#### TASK TO COMPLETE:
In the data that follows, count every line holding the string "Internet" and give the count alone.

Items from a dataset

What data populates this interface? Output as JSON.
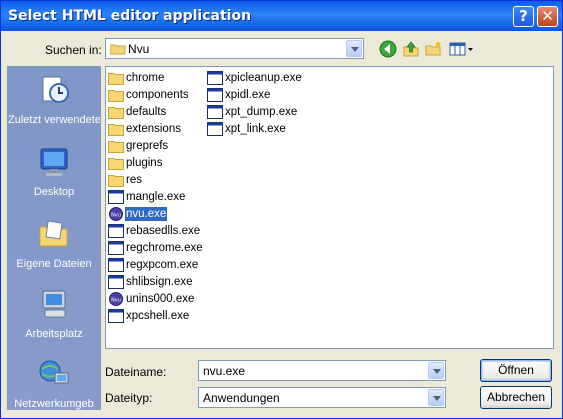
{
  "window": {
    "title": "Select HTML editor application",
    "help_label": "?",
    "close_label": "✕"
  },
  "lookin": {
    "label": "Suchen in:",
    "value": "Nvu",
    "icons": [
      "back-icon",
      "up-folder-icon",
      "new-folder-icon",
      "view-menu-icon"
    ]
  },
  "places": [
    {
      "label": "Zuletzt verwendete D...",
      "icon": "recent-documents-icon"
    },
    {
      "label": "Desktop",
      "icon": "desktop-icon"
    },
    {
      "label": "Eigene Dateien",
      "icon": "my-documents-icon"
    },
    {
      "label": "Arbeitsplatz",
      "icon": "my-computer-icon"
    },
    {
      "label": "Netzwerkumgeb",
      "icon": "network-icon"
    }
  ],
  "files_col1": [
    {
      "name": "chrome",
      "type": "folder"
    },
    {
      "name": "components",
      "type": "folder"
    },
    {
      "name": "defaults",
      "type": "folder"
    },
    {
      "name": "extensions",
      "type": "folder"
    },
    {
      "name": "greprefs",
      "type": "folder"
    },
    {
      "name": "plugins",
      "type": "folder"
    },
    {
      "name": "res",
      "type": "folder"
    },
    {
      "name": "mangle.exe",
      "type": "exe"
    },
    {
      "name": "nvu.exe",
      "type": "nvu",
      "selected": true
    },
    {
      "name": "rebasedlls.exe",
      "type": "exe"
    },
    {
      "name": "regchrome.exe",
      "type": "exe"
    },
    {
      "name": "regxpcom.exe",
      "type": "exe"
    },
    {
      "name": "shlibsign.exe",
      "type": "exe"
    },
    {
      "name": "unins000.exe",
      "type": "nvu"
    },
    {
      "name": "xpcshell.exe",
      "type": "exe"
    }
  ],
  "files_col2": [
    {
      "name": "xpicleanup.exe",
      "type": "exe"
    },
    {
      "name": "xpidl.exe",
      "type": "exe"
    },
    {
      "name": "xpt_dump.exe",
      "type": "exe"
    },
    {
      "name": "xpt_link.exe",
      "type": "exe"
    }
  ],
  "filename": {
    "label": "Dateiname:",
    "value": "nvu.exe"
  },
  "filetype": {
    "label": "Dateityp:",
    "value": "Anwendungen"
  },
  "buttons": {
    "open": "Öffnen",
    "cancel": "Abbrechen"
  }
}
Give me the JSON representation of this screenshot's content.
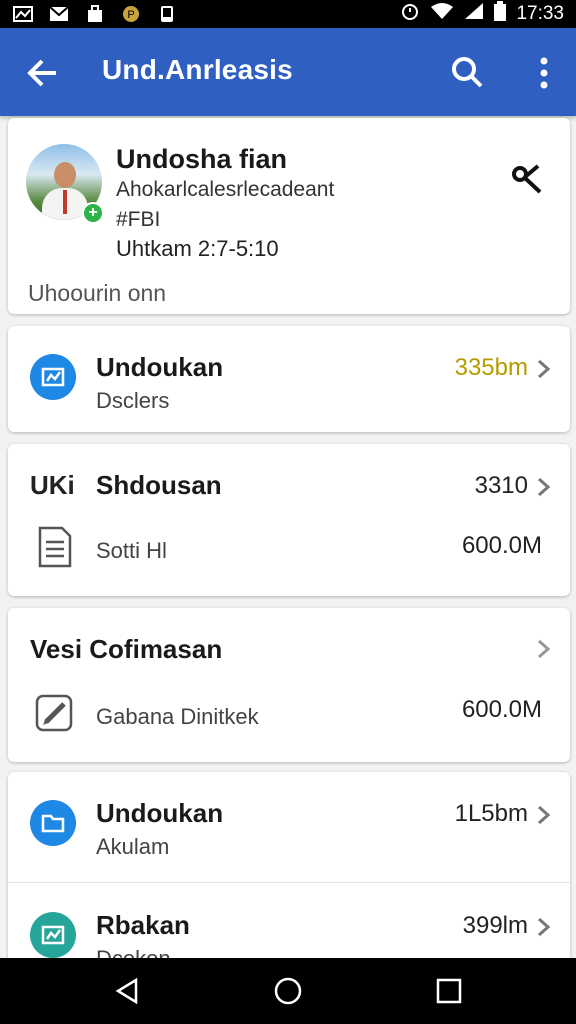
{
  "status_bar": {
    "time": "17:33",
    "left_icons": [
      "chart-icon",
      "mail-icon",
      "bag-icon",
      "coin-icon",
      "phone-icon"
    ],
    "right_icons": [
      "alarm-icon",
      "wifi-icon",
      "signal-icon",
      "battery-icon"
    ]
  },
  "app_bar": {
    "title": "Und.Anrleasis",
    "color": "#2f5fc0"
  },
  "profile": {
    "name": "Undosha fian",
    "subtitle": "Ahokarlcalesrlecadeant",
    "id": "#FBI",
    "time": "Uhtkam 2:7-5:10",
    "footer": "Uhoourin onn"
  },
  "items": [
    {
      "title": "Undoukan",
      "sub": "Dsclers",
      "value": "335bm",
      "icon": "chart-icon",
      "value_color": "#b59a00"
    },
    {
      "prefix": "UKi",
      "title": "Shdousan",
      "value": "3310",
      "sub": "Sotti Hl",
      "sub_value": "600.0M",
      "sub_icon": "document-icon"
    },
    {
      "title": "Vesi Cofimasan",
      "sub": "Gabana Dinitkek",
      "sub_value": "600.0M",
      "sub_icon": "edit-icon"
    },
    {
      "title": "Undoukan",
      "sub": "Akulam",
      "value": "1L5bm",
      "icon": "folder-icon"
    },
    {
      "title": "Rbakan",
      "sub": "Dcokon",
      "value": "399lm",
      "icon": "chart-icon"
    }
  ],
  "nav": [
    "back-nav-icon",
    "home-nav-icon",
    "recents-nav-icon"
  ]
}
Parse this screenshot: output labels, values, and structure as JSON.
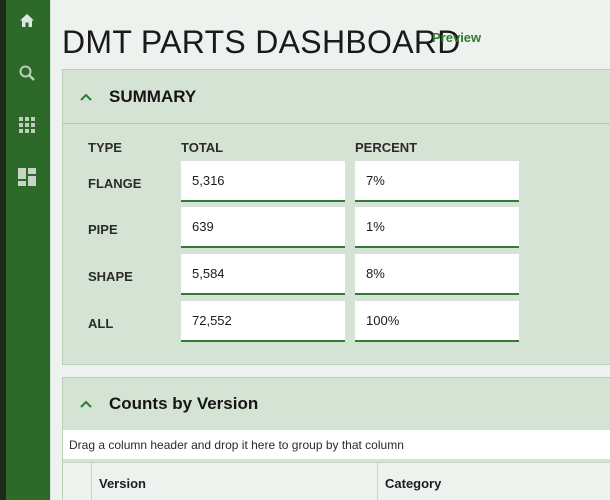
{
  "sidebar": {
    "items": [
      {
        "icon": "home-icon"
      },
      {
        "icon": "search-icon"
      },
      {
        "icon": "apps-grid-icon"
      },
      {
        "icon": "dashboard-icon"
      }
    ]
  },
  "header": {
    "title": "DMT PARTS DASHBOARD",
    "badge": "Preview"
  },
  "summary": {
    "title": "SUMMARY",
    "columns": {
      "type": "TYPE",
      "total": "TOTAL",
      "percent": "PERCENT"
    },
    "rows": [
      {
        "type": "FLANGE",
        "total": "5,316",
        "percent": "7%"
      },
      {
        "type": "PIPE",
        "total": "639",
        "percent": "1%"
      },
      {
        "type": "SHAPE",
        "total": "5,584",
        "percent": "8%"
      },
      {
        "type": "ALL",
        "total": "72,552",
        "percent": "100%"
      }
    ]
  },
  "counts": {
    "title": "Counts by Version",
    "group_hint": "Drag a column header and drop it here to group by that column",
    "columns": [
      "Version",
      "Category"
    ]
  },
  "colors": {
    "sidebar": "#2d6a2a",
    "accent": "#2e7d32",
    "panel": "#d4e3d4"
  }
}
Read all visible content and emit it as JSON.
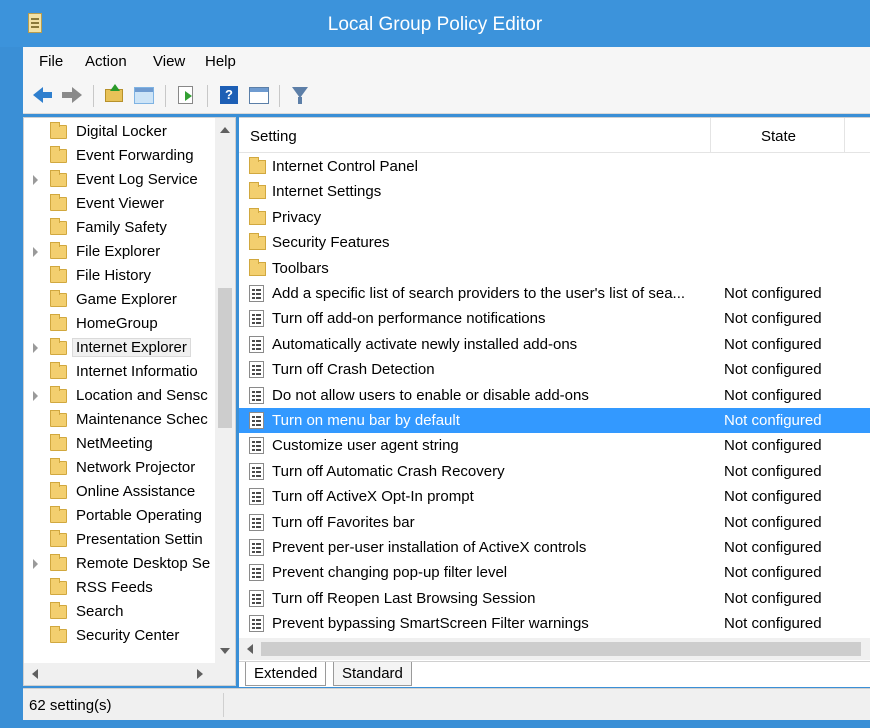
{
  "window": {
    "title": "Local Group Policy Editor"
  },
  "menu": [
    "File",
    "Action",
    "View",
    "Help"
  ],
  "toolbar": {
    "icons": [
      "back-icon",
      "forward-icon",
      "up-folder-icon",
      "show-hide-console-tree-icon",
      "export-list-icon",
      "help-icon",
      "show-hide-action-pane-icon",
      "filter-icon"
    ]
  },
  "tree": {
    "items": [
      {
        "label": "Digital Locker",
        "expandable": false
      },
      {
        "label": "Event Forwarding",
        "expandable": false
      },
      {
        "label": "Event Log Service",
        "expandable": true
      },
      {
        "label": "Event Viewer",
        "expandable": false
      },
      {
        "label": "Family Safety",
        "expandable": false
      },
      {
        "label": "File Explorer",
        "expandable": true
      },
      {
        "label": "File History",
        "expandable": false
      },
      {
        "label": "Game Explorer",
        "expandable": false
      },
      {
        "label": "HomeGroup",
        "expandable": false
      },
      {
        "label": "Internet Explorer",
        "expandable": true,
        "selected": true
      },
      {
        "label": "Internet Informatio",
        "expandable": false
      },
      {
        "label": "Location and Sensc",
        "expandable": true
      },
      {
        "label": "Maintenance Schec",
        "expandable": false
      },
      {
        "label": "NetMeeting",
        "expandable": false
      },
      {
        "label": "Network Projector",
        "expandable": false
      },
      {
        "label": "Online Assistance",
        "expandable": false
      },
      {
        "label": "Portable Operating",
        "expandable": false
      },
      {
        "label": "Presentation Settin",
        "expandable": false
      },
      {
        "label": "Remote Desktop Se",
        "expandable": true
      },
      {
        "label": "RSS Feeds",
        "expandable": false
      },
      {
        "label": "Search",
        "expandable": false
      },
      {
        "label": "Security Center",
        "expandable": false
      }
    ]
  },
  "list": {
    "columns": {
      "setting": "Setting",
      "state": "State"
    },
    "rows": [
      {
        "type": "folder",
        "name": "Internet Control Panel",
        "state": ""
      },
      {
        "type": "folder",
        "name": "Internet Settings",
        "state": ""
      },
      {
        "type": "folder",
        "name": "Privacy",
        "state": ""
      },
      {
        "type": "folder",
        "name": "Security Features",
        "state": ""
      },
      {
        "type": "folder",
        "name": "Toolbars",
        "state": ""
      },
      {
        "type": "setting",
        "name": "Add a specific list of search providers to the user's list of sea...",
        "state": "Not configured"
      },
      {
        "type": "setting",
        "name": "Turn off add-on performance notifications",
        "state": "Not configured"
      },
      {
        "type": "setting",
        "name": "Automatically activate newly installed add-ons",
        "state": "Not configured"
      },
      {
        "type": "setting",
        "name": "Turn off Crash Detection",
        "state": "Not configured"
      },
      {
        "type": "setting",
        "name": "Do not allow users to enable or disable add-ons",
        "state": "Not configured"
      },
      {
        "type": "setting",
        "name": "Turn on menu bar by default",
        "state": "Not configured",
        "selected": true
      },
      {
        "type": "setting",
        "name": "Customize user agent string",
        "state": "Not configured"
      },
      {
        "type": "setting",
        "name": "Turn off Automatic Crash Recovery",
        "state": "Not configured"
      },
      {
        "type": "setting",
        "name": "Turn off ActiveX Opt-In prompt",
        "state": "Not configured"
      },
      {
        "type": "setting",
        "name": "Turn off Favorites bar",
        "state": "Not configured"
      },
      {
        "type": "setting",
        "name": "Prevent per-user installation of ActiveX controls",
        "state": "Not configured"
      },
      {
        "type": "setting",
        "name": "Prevent changing pop-up filter level",
        "state": "Not configured"
      },
      {
        "type": "setting",
        "name": "Turn off Reopen Last Browsing Session",
        "state": "Not configured"
      },
      {
        "type": "setting",
        "name": "Prevent bypassing SmartScreen Filter warnings",
        "state": "Not configured"
      }
    ]
  },
  "tabs": [
    {
      "label": "Extended",
      "active": true
    },
    {
      "label": "Standard",
      "active": false
    }
  ],
  "status": {
    "text": "62 setting(s)"
  },
  "colors": {
    "title_bar": "#3c93db",
    "selection": "#3399ff"
  }
}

#### REPLY TO THE EXERCISE:
4